|Name:||Glenn John Liebhardt||Position:||Starting Pitcher|
|Best Season (1907)||18||14||0.563||2.06||38||34||27||4||280.1||254||100||64||1||85||110||1.21||3.5||.232|
If there was ever a flash in the pan for the Indians, it was Glenn Liebhardt. In the age of the starting pitcher, early in the dead ball era, Liebhardt was even better than the best for a very short time. In 1906, the Indians only used eight pitchers all year with all but one keeping an ERA under 3.00. Liebhardt only started two games in that, his rookie season, but he won both and had the lowest ERA, BAA and WHIP for that short period, giving just a hint of his amazing future.

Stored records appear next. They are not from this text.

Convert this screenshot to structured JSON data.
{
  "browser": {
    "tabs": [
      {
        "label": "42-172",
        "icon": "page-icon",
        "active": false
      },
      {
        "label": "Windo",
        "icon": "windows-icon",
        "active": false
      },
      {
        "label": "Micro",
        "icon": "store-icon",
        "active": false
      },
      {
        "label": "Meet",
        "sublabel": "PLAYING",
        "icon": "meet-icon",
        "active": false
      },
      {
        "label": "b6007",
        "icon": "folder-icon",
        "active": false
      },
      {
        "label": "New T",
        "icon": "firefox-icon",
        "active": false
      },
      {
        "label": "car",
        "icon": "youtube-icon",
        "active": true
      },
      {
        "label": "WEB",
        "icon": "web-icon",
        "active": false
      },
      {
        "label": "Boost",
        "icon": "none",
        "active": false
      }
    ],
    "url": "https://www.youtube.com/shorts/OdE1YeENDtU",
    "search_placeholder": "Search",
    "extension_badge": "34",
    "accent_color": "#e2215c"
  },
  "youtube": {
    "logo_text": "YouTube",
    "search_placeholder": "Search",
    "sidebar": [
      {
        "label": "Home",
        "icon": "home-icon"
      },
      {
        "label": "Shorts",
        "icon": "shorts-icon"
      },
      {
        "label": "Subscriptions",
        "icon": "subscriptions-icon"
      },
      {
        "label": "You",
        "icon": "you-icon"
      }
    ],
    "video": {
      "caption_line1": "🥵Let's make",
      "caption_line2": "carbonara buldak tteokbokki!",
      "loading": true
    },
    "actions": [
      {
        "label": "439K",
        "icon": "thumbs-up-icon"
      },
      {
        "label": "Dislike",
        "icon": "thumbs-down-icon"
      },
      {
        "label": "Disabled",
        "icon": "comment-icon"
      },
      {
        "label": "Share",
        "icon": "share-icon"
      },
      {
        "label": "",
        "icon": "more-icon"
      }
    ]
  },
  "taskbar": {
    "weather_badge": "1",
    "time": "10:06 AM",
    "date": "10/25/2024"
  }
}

In 1907, Liebhardt had one of the greatest single seasons in Indians history, throwing 280 innings in 34 starts with 27 complete games. He won 18 of those games as the Indians second best starter behind Addie Joss. The starting staff stuck together and in 1908 may have become the greatest pitching staff in Indians history. Three of five starters held ERAs under 1.80 (all in the top ten single season records) with Joss setting the team record of 1.16. Liebhardt as actually one of the worst pitchers of the group, posting a 2.20 ERA in 262 innings. This was the first great season in Indians history with the team winning 90 games (.584 W%) and allowing just 2.92 runs per game, the only time in Cleveland history that the team allowed less than three. With no play-offs, the Naps finished in second behind Ty Cobb's Detroit Tigers by one loss (they tied three times as well), keeping them from their first shot at a World Series title.
1909 was Liebhardt's final season with the Naps and in professional baseball. He lost his starting role to the greatest pitcher in baseball history, Cy Young, and was used as a reliever in eight of 12 games played. He still had an ERA under 3.00, but walked more than he struck out and moved out of favor with the team. In mid-season 1909 he was traded to the American Association's Columbus team and then bounced around in other Independent leagues until 1914. Unlike many players from the early Cleveland teams, Liebhardt lived a long life after baseball, especially considering that he was out of the MLB by the age of 26, dying at the age of 73 in Cleveland in 1956.